┏━━
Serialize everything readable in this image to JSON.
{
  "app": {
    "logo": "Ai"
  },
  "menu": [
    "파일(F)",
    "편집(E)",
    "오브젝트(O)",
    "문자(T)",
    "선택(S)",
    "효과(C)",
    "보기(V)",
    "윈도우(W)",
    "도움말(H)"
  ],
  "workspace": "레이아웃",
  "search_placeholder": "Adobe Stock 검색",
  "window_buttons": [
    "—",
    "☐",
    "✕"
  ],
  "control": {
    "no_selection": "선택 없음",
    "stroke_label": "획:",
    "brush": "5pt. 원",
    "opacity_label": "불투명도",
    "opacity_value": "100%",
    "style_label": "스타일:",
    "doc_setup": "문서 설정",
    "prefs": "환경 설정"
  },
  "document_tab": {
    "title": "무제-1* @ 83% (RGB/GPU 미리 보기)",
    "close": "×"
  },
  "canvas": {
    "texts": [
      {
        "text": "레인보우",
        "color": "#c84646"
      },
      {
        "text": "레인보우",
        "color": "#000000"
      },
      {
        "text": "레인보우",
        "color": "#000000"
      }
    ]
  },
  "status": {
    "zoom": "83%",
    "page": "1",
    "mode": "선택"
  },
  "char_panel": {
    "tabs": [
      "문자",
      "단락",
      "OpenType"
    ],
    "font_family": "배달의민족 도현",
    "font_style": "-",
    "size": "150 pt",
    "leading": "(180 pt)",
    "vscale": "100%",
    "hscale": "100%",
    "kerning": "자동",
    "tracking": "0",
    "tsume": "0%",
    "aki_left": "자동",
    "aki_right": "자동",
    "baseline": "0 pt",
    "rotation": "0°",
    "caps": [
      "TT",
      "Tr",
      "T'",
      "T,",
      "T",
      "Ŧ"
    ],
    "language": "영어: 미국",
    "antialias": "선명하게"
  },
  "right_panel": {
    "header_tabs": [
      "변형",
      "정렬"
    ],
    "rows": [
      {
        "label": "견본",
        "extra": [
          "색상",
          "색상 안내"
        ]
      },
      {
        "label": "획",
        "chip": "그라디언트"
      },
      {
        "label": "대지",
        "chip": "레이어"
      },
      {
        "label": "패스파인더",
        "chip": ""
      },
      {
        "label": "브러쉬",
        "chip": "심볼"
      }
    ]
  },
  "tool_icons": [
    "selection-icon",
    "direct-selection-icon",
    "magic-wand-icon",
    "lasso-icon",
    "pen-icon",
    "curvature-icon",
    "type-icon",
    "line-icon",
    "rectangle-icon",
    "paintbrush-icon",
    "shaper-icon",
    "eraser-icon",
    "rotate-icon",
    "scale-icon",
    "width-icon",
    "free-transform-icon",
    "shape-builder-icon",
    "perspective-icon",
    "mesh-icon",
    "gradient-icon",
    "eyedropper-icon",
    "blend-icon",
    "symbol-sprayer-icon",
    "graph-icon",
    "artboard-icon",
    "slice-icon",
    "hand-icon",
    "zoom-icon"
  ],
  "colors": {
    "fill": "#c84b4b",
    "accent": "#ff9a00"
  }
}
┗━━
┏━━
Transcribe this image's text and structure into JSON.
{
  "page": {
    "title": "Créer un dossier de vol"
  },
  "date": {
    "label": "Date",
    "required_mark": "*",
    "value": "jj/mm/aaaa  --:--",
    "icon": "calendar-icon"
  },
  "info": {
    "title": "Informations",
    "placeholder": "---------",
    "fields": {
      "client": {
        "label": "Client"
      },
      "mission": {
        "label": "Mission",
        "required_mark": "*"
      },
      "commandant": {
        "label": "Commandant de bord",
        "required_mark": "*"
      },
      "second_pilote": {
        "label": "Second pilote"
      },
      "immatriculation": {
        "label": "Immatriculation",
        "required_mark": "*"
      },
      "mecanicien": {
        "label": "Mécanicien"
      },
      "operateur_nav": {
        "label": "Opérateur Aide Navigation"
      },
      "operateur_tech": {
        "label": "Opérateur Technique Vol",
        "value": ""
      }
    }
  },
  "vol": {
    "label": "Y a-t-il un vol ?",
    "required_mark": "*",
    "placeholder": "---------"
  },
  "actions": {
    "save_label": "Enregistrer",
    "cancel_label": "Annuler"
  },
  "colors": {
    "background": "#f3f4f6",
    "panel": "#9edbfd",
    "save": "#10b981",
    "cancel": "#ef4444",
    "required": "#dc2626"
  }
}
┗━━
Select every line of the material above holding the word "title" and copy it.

    "title": "무제-1* @ 83% (RGB/GPU 미리 보기)",
    "title": "Créer un dossier de vol"
    "title": "Informations",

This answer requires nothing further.